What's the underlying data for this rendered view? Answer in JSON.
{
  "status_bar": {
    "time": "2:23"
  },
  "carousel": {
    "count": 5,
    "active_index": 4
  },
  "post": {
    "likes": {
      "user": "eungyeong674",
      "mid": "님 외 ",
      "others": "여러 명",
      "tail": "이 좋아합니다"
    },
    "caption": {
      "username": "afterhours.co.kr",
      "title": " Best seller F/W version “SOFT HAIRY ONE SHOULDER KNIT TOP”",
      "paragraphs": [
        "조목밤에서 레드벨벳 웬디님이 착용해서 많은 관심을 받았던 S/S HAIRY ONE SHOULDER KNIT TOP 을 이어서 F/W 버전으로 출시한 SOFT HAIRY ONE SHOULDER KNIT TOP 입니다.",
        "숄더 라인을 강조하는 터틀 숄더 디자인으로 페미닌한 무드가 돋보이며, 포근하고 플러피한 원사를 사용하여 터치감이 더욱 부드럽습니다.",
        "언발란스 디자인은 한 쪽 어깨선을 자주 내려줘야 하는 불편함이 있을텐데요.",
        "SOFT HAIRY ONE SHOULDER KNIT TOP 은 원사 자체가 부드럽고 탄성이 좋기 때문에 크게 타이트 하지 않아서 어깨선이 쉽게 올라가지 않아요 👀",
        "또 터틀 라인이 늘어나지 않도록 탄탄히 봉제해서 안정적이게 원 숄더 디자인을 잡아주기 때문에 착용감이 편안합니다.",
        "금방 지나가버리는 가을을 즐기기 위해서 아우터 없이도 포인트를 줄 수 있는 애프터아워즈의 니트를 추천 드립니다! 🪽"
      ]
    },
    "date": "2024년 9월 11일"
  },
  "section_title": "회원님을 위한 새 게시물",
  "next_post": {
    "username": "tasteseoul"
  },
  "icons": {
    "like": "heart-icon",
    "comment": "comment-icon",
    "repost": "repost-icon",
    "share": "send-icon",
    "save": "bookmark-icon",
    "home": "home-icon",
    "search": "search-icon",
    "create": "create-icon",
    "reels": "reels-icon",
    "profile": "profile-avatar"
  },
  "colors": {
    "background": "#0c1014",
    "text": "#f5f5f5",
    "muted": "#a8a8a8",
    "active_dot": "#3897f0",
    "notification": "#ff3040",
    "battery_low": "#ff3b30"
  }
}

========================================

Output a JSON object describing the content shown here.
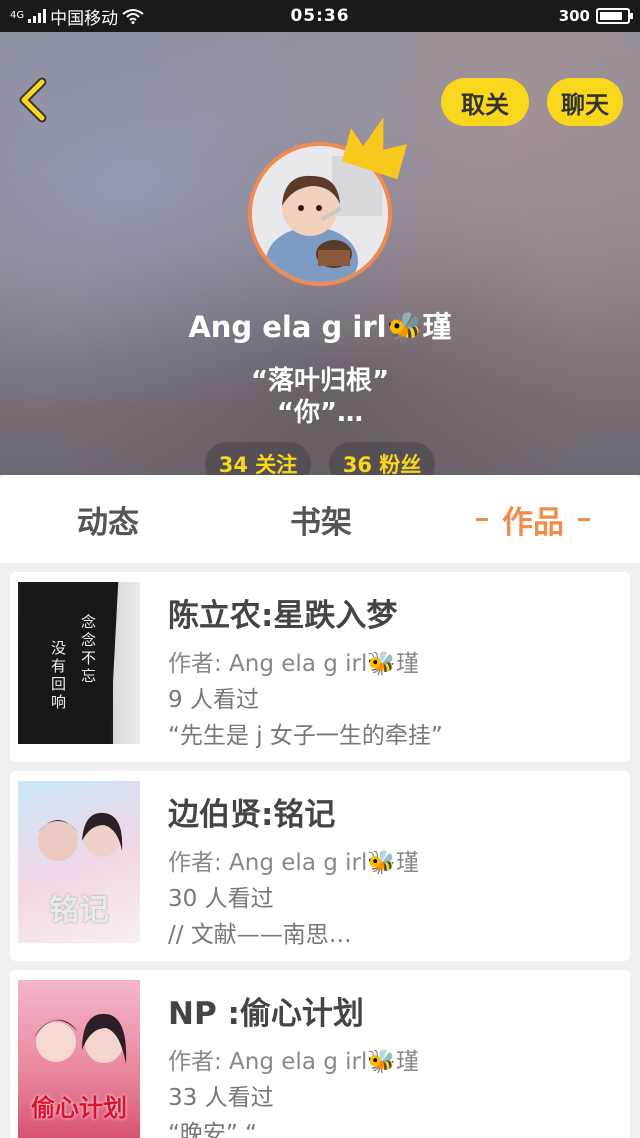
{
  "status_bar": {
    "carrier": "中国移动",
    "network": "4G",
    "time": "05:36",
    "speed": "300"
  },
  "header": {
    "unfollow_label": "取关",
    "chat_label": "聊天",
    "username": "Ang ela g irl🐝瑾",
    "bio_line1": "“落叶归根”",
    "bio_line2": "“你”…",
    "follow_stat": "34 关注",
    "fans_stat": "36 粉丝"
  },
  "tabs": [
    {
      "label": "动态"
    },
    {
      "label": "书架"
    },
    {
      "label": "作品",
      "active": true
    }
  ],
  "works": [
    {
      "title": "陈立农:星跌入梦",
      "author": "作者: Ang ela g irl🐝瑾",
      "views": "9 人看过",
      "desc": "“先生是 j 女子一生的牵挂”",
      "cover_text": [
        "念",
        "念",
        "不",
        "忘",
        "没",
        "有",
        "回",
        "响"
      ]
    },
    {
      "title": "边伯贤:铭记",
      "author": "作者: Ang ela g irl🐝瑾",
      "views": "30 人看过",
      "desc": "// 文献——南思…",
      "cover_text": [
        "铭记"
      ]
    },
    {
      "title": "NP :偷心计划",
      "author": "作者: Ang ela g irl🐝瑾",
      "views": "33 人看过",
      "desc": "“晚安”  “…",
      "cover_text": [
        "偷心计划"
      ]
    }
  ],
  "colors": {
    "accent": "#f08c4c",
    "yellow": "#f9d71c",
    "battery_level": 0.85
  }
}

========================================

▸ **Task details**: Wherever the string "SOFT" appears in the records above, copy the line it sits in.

▸ **Expected answer**:
      "title": " Best seller F/W version “SOFT HAIRY ONE SHOULDER KNIT TOP”",
        "조목밤에서 레드벨벳 웬디님이 착용해서 많은 관심을 받았던 S/S HAIRY ONE SHOULDER KNIT TOP 을 이어서 F/W 버전으로 출시한 SOFT HAIRY ONE SHOULDER KNIT TOP 입니다.",
        "SOFT HAIRY ONE SHOULDER KNIT TOP 은 원사 자체가 부드럽고 탄성이 좋기 때문에 크게 타이트 하지 않아서 어깨선이 쉽게 올라가지 않아요 👀",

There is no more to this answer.